But he said that also depends on St. Louis police clearing cases for them to charge, which additional prosecutors wouldn't have much to do with.

How much of this has to do with politics?

Good question. It is an election year with money pouring into the governor’s race from national Republicans and Democrats.

Polls have suggested Parson, a Republican, may or may not be in a tight race with Democratic State Auditor Nicole Galloway to hang onto his seat this fall, and Democrats say the special session is about distracting from a coronavirus response with mixed reviews.

“When Gov. Mike Parson first called this special legislative session, it was clear that the purpose was not to address violent crime, but to change the subject from his disastrous leadership during the COVID-19 pandemic,” House Minority Leader Crystal Quade of Springfield said last month.

Parson also raised questions when he called on legislators to allow the attorney general to intervene in St. Louis multiple weeks into the special session.

Gardner, the St. Louis circuit attorney, described the move as a type of political maneuver “designed to usurp the will of the people.”

St. Louis media noted the addition followed Gardner’s decision to charge a St. Louis couple with felonies for pointing guns at protesters marching past their home. Parson had gone on Fox News shortly after charges were filed to say he would “without a doubt” pardon the couple.

Parson, for his part, said in August that expanding the call was about helping Gardner, not attacking her.

And Kelli Jones, the governor’s spokeswoman, said this past week that anyone questioning the governor’s effort to address violent crime is ignoring reality.

“Addressing record levels of homicides in this state and in St. Louis is NOT political, and for anyone to insinuate this doesn’t clearly understand what is happening in our cities,” Jones wrote in an email. “Violent crime has plagued our state long before COVID-19, and we have seen it escalate even more in recent months, specifically in our big cities.”

The truth may be a little more complicated.

Dan Ponder, a political scientist at Drury University, said it’s entirely believable that Parson would call a special session to address violent crime given the troubling numbers in St. Louis, Kansas City and Springfield this year.

But he also said that doesn’t mean criminal justice isn't a good issue for Parson, a former Polk County sheriff. 

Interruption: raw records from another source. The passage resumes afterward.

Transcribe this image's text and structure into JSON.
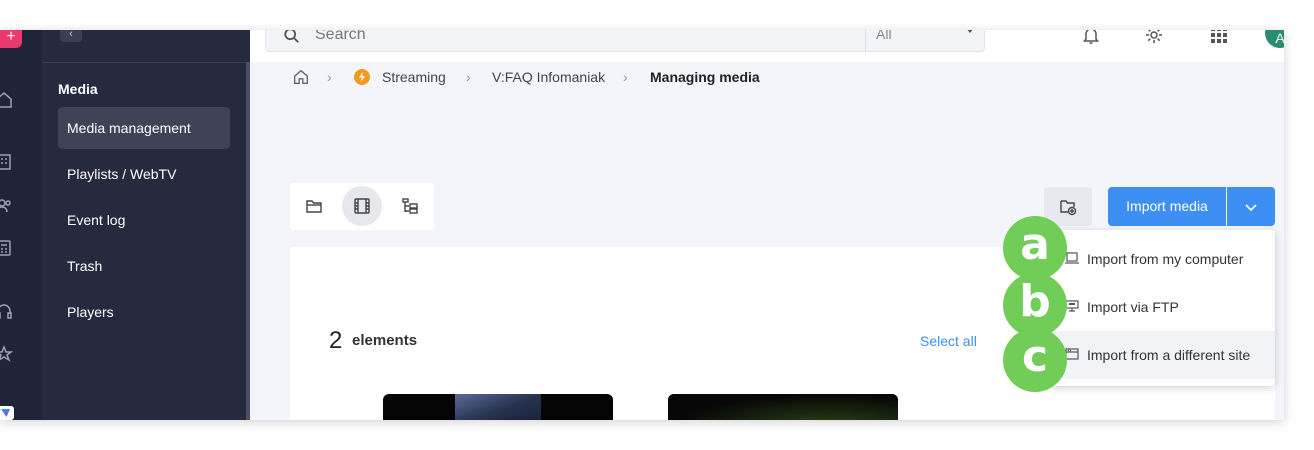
{
  "topbar": {
    "search_placeholder": "Search",
    "search_filter": "All",
    "avatar_initials": "A"
  },
  "sidebar": {
    "section_title": "Media",
    "items": [
      {
        "label": "Media management",
        "active": true
      },
      {
        "label": "Playlists / WebTV",
        "active": false
      },
      {
        "label": "Event log",
        "active": false
      },
      {
        "label": "Trash",
        "active": false
      },
      {
        "label": "Players",
        "active": false
      }
    ]
  },
  "breadcrumb": {
    "items": [
      "Streaming",
      "V:FAQ Infomaniak"
    ],
    "current": "Managing media"
  },
  "toolbar": {
    "import_label": "Import media"
  },
  "dropdown": {
    "items": [
      {
        "label": "Import from my computer",
        "icon": "laptop-icon",
        "marker": "a"
      },
      {
        "label": "Import via FTP",
        "icon": "ftp-icon",
        "marker": "b"
      },
      {
        "label": "Import from a different site",
        "icon": "web-icon",
        "marker": "c"
      }
    ]
  },
  "content": {
    "count": "2",
    "count_label": "elements",
    "select_all": "Select all"
  },
  "colors": {
    "accent": "#3d8ff3",
    "sidebar": "#262a3e",
    "rail": "#202439",
    "marker": "#72cc58",
    "brand": "#e9396f"
  }
}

Parson’s allied political action committee has appeared to agree, putting out multiple ads touting his support for and from law enforcement since he announced the special session and attacking Galloway as “soft on crime.”

Ponder also noted that in the time since the announcement, the state’s virus numbers have been getting harder to boast about.

Top state officials have pointed out that Missouri’s cases and deaths per resident compare favorably with most other states so far in the crisis, but cases have been trending up here in the past couple of months and Parson has taken heat over his refusal to require masks statewide.

Since July 1, Missouri’s infection rate has ranked 17th-highest among the 50 states and the District of Columbia, and the 11th highest since Aug. 1.

“So that’s probably pretty good politics to focus on crime,” Ponder said, “Like, ‘let me run on something that’s my strength.’”

What’s next?

The Missouri House is scheduled to gavel back into special session at 2 p.m. Wednesday.

The bills making the technical changes related to guns in the hands of children and the one related to the Attorney General taking over St. Louis murder cases could pass.

The bills concerning witness protection and the St. Louis “residency rule” passed Sept. 2 and await a final decision from the governor.

Debate can be livestreamed from the House website at www.house.mo.gov/MediaCenter.aspx?selected=VideoFeeds.

Austin Huguelet is the News-Leader's politics reporter. Got something he should know? Have a question? Call him at 417-403-8096 or email him at ahuguelet@news-leader.com. You can also support local journalism at News-Leader.com/subscribe.